VISTA — During its March 10 meeting, the Vista City Council approved its Homeless Strategic Plan to address the growing homeless population in the city. The detailed plan represents a bold vision and a positive path forward to help transform homelessness into “rare, brief and one-time experiences.”
Amanda Lee, an assistant to the city manager, said the plan addresses the growing homeless population in the city and includes several aspects, such as an internal task force, prevention pilot program, HomeShare coordination services, outreach, encampment clean up, advocacy, securing 10 shelter beds and contracting a full-time social worker.
The annual cost is projected to be $760,000 with a one-time funding source from the state for $250,000, along with $440,000 from Senate Bill 2 and Affordable Housing Fund funds and $70,000 from the General Fund, she said.
“For the safety of the community and environment, encampment cleanups will continue on a continuous, as-needed basis,” Lee said. “A significant priority of the strategic plan is to collect and report data to confirm the city’s resources are making a positive impact.”
The Internal Homelessness Task Force will provide the City Council quarterly updates and add the city’s contracted social worker to the team, according to the staff report.
Also, the Historic Downtown Daytime Outreach Program will delay implementation up to 12 months based on a confirmation from the social worker to ensure this option is a viable resource in downtown.
Staff will research options and continue to work with county, state, and federal agencies to advocate for funding and other resources, and maintenance of local control. Staff will conduct outreach statewide to identify like-minded cities interested in financially supporting efforts to address state legislative and ballot initiative challenges to addressing homelessness.

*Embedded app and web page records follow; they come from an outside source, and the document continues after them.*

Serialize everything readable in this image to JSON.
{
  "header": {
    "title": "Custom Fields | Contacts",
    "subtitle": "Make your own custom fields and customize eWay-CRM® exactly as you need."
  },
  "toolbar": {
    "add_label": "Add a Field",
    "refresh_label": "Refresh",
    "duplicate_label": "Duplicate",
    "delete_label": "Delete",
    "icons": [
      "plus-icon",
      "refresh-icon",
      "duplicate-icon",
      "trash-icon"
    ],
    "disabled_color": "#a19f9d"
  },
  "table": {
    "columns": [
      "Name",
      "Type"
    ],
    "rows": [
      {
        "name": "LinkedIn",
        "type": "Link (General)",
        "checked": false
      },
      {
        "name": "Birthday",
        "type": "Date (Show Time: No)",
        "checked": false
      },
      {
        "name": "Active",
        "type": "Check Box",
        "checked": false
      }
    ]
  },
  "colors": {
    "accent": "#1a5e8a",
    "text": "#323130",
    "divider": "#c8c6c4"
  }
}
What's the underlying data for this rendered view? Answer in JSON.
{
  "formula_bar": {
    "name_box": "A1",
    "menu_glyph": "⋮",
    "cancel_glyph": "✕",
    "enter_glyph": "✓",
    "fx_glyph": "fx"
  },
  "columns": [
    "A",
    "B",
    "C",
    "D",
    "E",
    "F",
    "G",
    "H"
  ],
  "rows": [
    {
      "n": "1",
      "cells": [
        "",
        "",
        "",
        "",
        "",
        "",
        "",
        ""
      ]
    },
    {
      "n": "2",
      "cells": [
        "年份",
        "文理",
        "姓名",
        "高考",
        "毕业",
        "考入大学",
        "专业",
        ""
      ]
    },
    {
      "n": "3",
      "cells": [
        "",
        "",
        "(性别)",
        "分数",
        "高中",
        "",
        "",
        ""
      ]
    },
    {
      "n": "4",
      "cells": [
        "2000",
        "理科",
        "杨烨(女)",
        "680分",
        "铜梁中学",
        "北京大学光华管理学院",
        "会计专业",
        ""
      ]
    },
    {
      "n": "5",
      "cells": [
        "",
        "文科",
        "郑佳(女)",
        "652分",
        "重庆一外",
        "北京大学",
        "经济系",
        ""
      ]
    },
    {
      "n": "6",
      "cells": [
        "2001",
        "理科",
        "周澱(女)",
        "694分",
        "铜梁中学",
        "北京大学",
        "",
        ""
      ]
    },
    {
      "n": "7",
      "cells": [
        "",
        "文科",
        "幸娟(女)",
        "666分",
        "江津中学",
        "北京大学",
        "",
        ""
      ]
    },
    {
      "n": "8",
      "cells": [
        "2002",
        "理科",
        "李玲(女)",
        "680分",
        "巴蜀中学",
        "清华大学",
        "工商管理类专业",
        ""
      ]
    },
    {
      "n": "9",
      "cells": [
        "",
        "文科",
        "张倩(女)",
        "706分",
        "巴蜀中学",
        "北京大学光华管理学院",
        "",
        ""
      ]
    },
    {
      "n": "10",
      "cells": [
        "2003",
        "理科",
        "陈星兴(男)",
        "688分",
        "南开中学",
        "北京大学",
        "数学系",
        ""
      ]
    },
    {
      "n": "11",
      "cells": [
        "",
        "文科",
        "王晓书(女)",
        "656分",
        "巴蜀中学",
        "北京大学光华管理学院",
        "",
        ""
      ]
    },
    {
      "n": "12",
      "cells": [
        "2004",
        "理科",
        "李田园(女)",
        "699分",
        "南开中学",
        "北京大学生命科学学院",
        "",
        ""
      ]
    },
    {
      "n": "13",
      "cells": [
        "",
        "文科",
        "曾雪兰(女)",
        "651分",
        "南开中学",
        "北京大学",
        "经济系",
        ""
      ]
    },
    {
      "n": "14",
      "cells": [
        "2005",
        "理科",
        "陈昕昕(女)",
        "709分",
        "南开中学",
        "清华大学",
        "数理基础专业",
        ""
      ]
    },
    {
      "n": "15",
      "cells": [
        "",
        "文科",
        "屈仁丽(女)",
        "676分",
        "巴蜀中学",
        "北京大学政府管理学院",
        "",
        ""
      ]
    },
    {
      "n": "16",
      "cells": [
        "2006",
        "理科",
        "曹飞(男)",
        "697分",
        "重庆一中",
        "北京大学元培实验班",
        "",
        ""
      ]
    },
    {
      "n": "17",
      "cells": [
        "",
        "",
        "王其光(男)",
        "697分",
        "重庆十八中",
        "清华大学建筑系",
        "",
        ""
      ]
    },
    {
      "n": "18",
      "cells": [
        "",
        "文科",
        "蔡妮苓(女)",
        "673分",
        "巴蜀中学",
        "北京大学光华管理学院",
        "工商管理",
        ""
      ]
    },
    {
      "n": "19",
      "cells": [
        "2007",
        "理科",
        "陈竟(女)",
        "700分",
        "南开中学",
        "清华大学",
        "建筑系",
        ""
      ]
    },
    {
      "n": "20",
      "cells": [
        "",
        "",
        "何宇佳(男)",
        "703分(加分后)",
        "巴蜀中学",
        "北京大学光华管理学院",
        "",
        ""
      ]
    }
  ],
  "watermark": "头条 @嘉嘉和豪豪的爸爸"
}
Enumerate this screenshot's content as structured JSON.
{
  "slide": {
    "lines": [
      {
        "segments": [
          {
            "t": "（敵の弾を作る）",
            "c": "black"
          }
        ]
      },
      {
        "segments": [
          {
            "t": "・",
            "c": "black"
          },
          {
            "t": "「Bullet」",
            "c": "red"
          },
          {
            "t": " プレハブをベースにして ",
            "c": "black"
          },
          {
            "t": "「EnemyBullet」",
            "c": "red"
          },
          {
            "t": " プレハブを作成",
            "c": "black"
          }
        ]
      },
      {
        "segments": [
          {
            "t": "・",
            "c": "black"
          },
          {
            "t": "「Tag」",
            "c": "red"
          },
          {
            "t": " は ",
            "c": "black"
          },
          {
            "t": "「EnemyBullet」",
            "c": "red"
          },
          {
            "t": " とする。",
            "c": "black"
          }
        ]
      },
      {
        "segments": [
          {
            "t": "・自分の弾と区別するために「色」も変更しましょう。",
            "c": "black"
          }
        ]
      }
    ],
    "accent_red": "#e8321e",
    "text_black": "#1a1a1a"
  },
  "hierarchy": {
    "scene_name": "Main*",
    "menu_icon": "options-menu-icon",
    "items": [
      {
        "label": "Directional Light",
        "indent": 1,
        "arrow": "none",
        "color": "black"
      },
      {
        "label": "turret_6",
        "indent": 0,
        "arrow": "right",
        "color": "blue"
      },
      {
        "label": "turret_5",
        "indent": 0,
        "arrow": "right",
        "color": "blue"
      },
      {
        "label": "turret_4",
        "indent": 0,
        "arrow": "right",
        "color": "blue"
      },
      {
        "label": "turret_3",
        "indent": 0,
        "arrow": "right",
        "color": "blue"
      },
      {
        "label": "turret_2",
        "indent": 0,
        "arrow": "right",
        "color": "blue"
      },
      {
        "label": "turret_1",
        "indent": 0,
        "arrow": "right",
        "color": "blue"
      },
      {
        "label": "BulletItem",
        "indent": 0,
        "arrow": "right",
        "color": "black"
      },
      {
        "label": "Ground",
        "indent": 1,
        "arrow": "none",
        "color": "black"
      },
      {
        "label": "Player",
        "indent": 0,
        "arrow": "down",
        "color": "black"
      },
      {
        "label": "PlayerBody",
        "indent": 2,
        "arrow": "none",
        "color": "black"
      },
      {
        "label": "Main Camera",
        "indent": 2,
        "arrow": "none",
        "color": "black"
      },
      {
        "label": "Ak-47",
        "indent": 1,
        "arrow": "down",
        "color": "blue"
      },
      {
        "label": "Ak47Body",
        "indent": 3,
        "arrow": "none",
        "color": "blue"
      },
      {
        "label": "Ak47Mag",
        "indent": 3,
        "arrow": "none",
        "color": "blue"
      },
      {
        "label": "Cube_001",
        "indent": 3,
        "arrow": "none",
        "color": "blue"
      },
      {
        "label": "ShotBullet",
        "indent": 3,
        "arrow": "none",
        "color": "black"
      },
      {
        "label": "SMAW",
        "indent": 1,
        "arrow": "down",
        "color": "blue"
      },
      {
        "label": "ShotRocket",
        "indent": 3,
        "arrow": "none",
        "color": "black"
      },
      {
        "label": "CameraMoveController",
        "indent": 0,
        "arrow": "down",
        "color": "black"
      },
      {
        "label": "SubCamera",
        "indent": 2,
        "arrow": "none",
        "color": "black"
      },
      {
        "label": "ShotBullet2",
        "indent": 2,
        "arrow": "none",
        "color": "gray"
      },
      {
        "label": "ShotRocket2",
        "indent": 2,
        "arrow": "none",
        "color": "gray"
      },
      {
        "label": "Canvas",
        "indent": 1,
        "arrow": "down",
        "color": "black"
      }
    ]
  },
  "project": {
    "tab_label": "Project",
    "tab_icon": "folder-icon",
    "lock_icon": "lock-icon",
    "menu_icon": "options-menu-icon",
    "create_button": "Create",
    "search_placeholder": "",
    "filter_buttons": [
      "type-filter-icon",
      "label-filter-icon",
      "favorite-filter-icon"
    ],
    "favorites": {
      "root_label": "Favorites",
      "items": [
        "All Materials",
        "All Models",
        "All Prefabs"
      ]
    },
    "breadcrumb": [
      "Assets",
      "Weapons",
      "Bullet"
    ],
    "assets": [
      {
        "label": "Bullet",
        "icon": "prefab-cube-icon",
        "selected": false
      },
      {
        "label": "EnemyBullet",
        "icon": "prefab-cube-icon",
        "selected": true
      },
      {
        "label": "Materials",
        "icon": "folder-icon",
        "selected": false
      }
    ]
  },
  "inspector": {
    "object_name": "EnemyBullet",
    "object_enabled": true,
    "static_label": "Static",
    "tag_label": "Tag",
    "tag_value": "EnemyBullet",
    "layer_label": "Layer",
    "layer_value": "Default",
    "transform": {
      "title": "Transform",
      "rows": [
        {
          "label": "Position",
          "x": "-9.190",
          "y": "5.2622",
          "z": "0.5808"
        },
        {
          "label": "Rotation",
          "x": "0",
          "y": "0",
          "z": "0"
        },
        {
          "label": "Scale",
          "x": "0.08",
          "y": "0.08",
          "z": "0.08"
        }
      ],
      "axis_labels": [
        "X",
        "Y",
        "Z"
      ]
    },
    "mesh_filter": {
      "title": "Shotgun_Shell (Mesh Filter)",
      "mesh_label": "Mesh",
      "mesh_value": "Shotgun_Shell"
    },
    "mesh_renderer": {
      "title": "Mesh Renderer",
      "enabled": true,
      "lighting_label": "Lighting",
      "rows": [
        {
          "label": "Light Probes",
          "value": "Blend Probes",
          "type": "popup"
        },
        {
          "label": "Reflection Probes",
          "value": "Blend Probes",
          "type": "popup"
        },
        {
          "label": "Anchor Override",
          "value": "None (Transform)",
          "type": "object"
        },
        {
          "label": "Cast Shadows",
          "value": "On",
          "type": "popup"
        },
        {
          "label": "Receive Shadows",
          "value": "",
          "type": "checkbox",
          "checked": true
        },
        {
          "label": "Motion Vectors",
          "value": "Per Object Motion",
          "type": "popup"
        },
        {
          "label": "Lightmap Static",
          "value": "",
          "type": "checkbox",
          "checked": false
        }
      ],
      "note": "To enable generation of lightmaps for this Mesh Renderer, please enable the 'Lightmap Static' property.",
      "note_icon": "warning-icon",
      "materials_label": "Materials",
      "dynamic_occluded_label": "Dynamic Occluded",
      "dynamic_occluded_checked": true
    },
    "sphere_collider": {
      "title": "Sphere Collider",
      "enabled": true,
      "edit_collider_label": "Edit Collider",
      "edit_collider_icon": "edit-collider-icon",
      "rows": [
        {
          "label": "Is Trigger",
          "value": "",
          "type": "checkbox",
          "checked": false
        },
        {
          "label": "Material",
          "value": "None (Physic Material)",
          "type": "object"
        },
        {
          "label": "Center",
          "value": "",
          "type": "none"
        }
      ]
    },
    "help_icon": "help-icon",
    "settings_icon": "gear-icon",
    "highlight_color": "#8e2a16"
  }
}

“Staff will continue to work with county, state and federal agencies to maintain local control and other resources,” Lee said. “In addition, staff will continue to work in collaboration with neighboring cities to establish relationships with county officials and working toward regional solutions.”
The two primary ongoing funding sources for implementation of the strategic plan are $250,000 annually from the AFH and approximately $350,000 per year from state funding via SB 2.